PROBLEM TO SOLVE>
Return all the lines below exactly as written. Drop every picture.

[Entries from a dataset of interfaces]
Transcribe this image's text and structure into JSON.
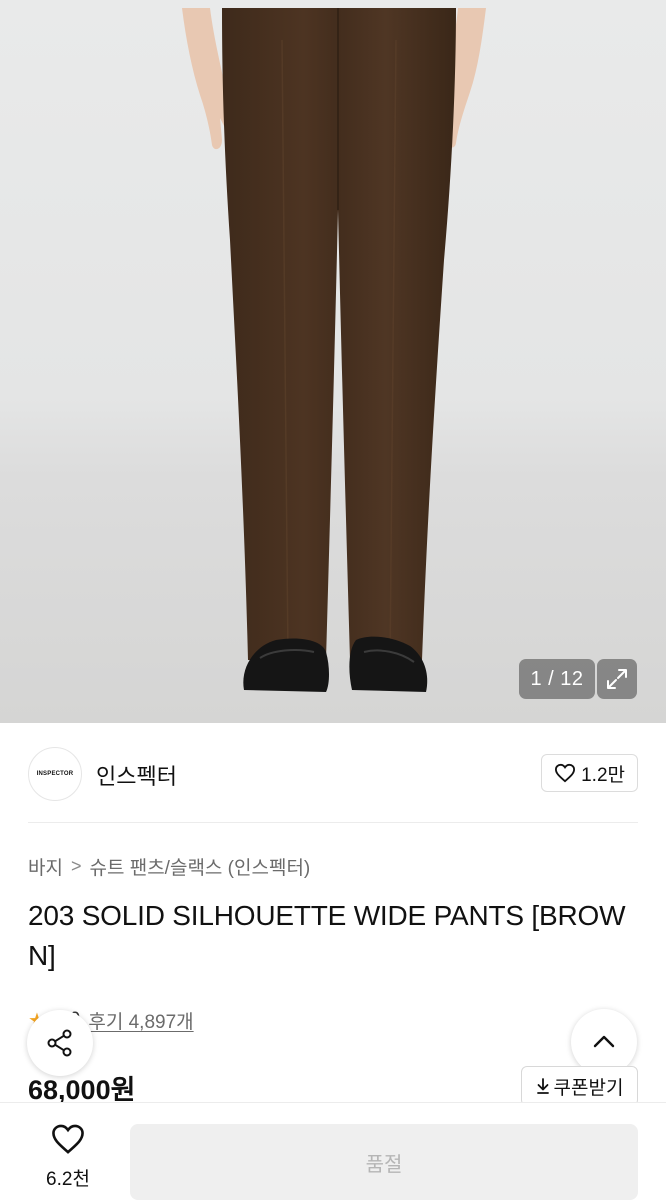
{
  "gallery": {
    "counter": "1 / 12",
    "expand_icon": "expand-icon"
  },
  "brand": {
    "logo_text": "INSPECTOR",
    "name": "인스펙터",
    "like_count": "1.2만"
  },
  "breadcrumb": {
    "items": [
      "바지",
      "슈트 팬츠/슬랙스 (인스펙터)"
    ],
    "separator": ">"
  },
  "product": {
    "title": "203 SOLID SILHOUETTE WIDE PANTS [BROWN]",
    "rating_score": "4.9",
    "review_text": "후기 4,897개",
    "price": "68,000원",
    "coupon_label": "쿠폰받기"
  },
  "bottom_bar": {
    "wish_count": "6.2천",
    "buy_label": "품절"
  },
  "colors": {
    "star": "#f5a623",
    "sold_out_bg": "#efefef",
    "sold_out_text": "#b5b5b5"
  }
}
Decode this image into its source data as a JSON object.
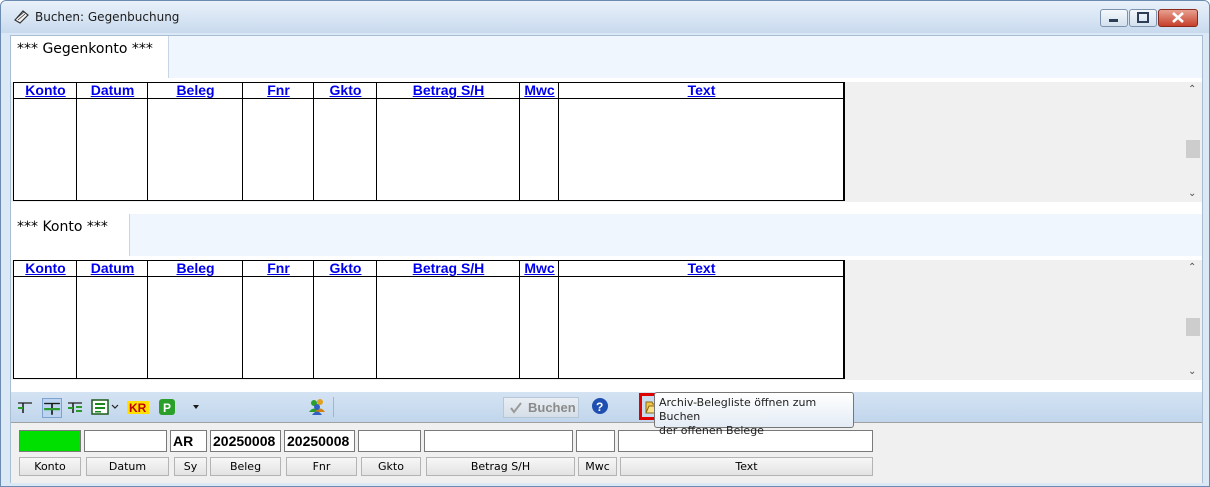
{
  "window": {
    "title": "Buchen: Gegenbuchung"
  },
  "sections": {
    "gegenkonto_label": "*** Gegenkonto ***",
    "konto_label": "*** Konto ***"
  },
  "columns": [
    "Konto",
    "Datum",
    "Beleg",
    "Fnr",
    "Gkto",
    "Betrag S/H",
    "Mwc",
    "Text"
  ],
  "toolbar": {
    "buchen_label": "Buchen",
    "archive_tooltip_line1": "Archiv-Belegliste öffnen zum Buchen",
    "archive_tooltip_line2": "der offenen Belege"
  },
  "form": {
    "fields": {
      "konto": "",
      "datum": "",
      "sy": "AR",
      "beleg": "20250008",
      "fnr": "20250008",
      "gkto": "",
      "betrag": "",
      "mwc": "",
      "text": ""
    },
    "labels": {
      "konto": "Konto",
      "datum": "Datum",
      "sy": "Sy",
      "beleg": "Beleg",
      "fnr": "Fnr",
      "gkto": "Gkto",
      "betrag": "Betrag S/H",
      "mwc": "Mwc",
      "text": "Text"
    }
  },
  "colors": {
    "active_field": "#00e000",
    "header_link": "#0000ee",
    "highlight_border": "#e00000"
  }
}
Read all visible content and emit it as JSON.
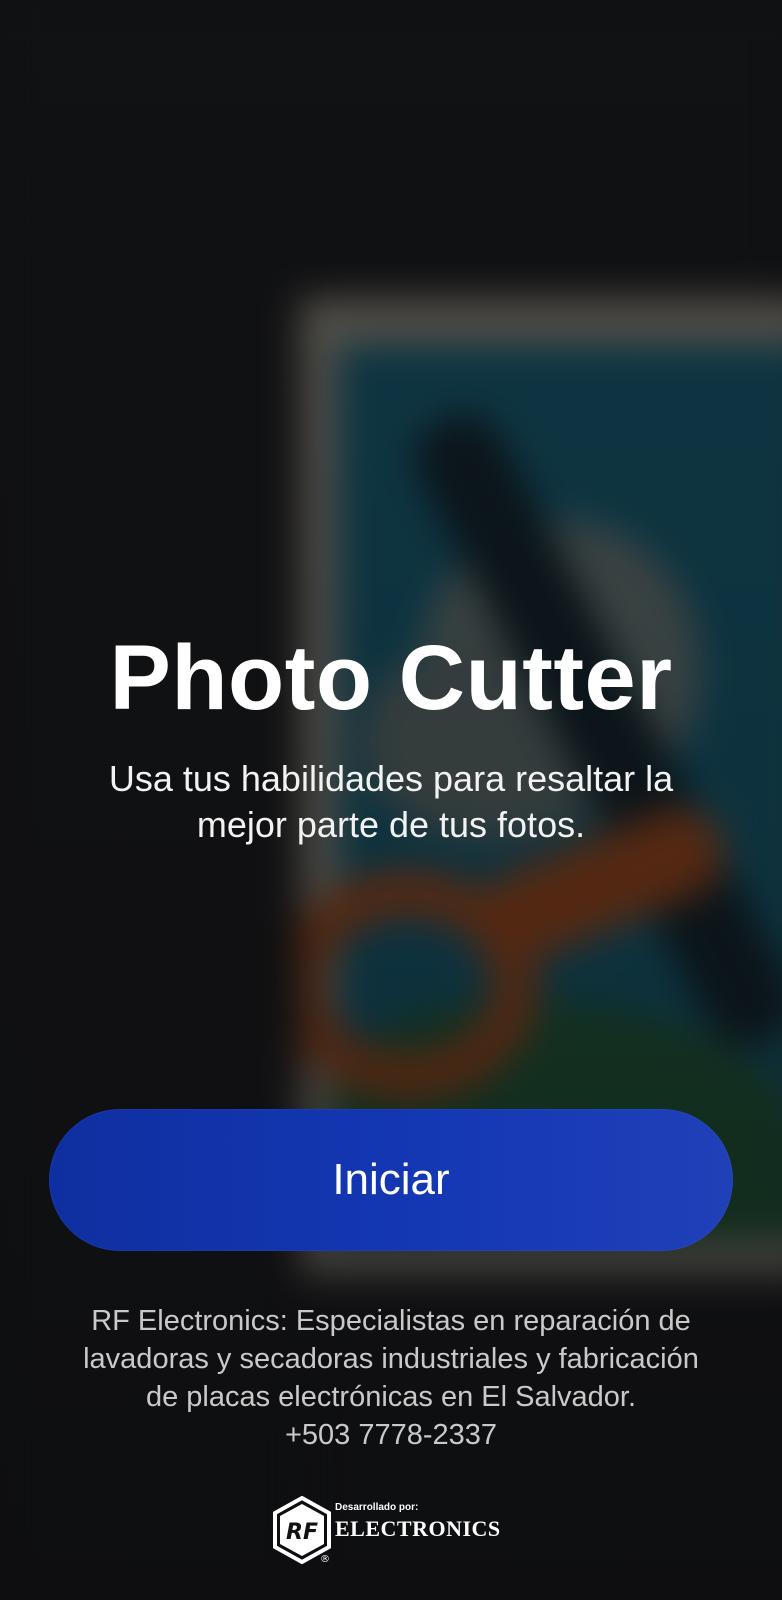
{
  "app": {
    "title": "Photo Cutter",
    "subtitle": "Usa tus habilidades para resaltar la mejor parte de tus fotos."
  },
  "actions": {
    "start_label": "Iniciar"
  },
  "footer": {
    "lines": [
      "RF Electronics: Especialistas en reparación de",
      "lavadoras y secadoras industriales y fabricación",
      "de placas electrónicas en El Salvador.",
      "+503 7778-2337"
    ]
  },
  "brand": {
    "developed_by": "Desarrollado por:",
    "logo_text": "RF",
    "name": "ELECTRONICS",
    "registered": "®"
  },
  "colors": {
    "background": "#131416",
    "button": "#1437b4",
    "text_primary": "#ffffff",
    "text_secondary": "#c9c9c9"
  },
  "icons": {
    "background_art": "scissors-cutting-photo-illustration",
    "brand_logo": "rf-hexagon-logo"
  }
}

RESULT FOR THIS EXERCISE>
Transcribe this image's text and structure into JSON.
{
  "gallery": {
    "counter": "1 / 12",
    "expand_icon": "expand-icon"
  },
  "brand": {
    "logo_text": "INSPECTOR",
    "name": "인스펙터",
    "like_count": "1.2만"
  },
  "breadcrumb": {
    "items": [
      "바지",
      "슈트 팬츠/슬랙스 (인스펙터)"
    ],
    "separator": ">"
  },
  "product": {
    "title": "203 SOLID SILHOUETTE WIDE PANTS [BROWN]",
    "rating_score": "4.9",
    "review_text": "후기 4,897개",
    "price": "68,000원",
    "coupon_label": "쿠폰받기"
  },
  "bottom_bar": {
    "wish_count": "6.2천",
    "buy_label": "품절"
  },
  "colors": {
    "star": "#f5a623",
    "sold_out_bg": "#efefef",
    "sold_out_text": "#b5b5b5"
  }
}
Decode this image into its source data as a JSON object.
{
  "window": {
    "title": "Buchen: Gegenbuchung"
  },
  "sections": {
    "gegenkonto_label": "*** Gegenkonto ***",
    "konto_label": "*** Konto ***"
  },
  "columns": [
    "Konto",
    "Datum",
    "Beleg",
    "Fnr",
    "Gkto",
    "Betrag S/H",
    "Mwc",
    "Text"
  ],
  "toolbar": {
    "buchen_label": "Buchen",
    "archive_tooltip_line1": "Archiv-Belegliste öffnen zum Buchen",
    "archive_tooltip_line2": "der offenen Belege"
  },
  "form": {
    "fields": {
      "konto": "",
      "datum": "",
      "sy": "AR",
      "beleg": "20250008",
      "fnr": "20250008",
      "gkto": "",
      "betrag": "",
      "mwc": "",
      "text": ""
    },
    "labels": {
      "konto": "Konto",
      "datum": "Datum",
      "sy": "Sy",
      "beleg": "Beleg",
      "fnr": "Fnr",
      "gkto": "Gkto",
      "betrag": "Betrag S/H",
      "mwc": "Mwc",
      "text": "Text"
    }
  },
  "colors": {
    "active_field": "#00e000",
    "header_link": "#0000ee",
    "highlight_border": "#e00000"
  }
}
Read all visible content and emit it as JSON.
{
  "app": {
    "title": "Photo Cutter",
    "subtitle": "Usa tus habilidades para resaltar la mejor parte de tus fotos."
  },
  "actions": {
    "start_label": "Iniciar"
  },
  "footer": {
    "lines": [
      "RF Electronics: Especialistas en reparación de",
      "lavadoras y secadoras industriales y fabricación",
      "de placas electrónicas en El Salvador.",
      "+503 7778-2337"
    ]
  },
  "brand": {
    "developed_by": "Desarrollado por:",
    "logo_text": "RF",
    "name": "ELECTRONICS",
    "registered": "®"
  },
  "colors": {
    "background": "#131416",
    "button": "#1437b4",
    "text_primary": "#ffffff",
    "text_secondary": "#c9c9c9"
  },
  "icons": {
    "background_art": "scissors-cutting-photo-illustration",
    "brand_logo": "rf-hexagon-logo"
  }
}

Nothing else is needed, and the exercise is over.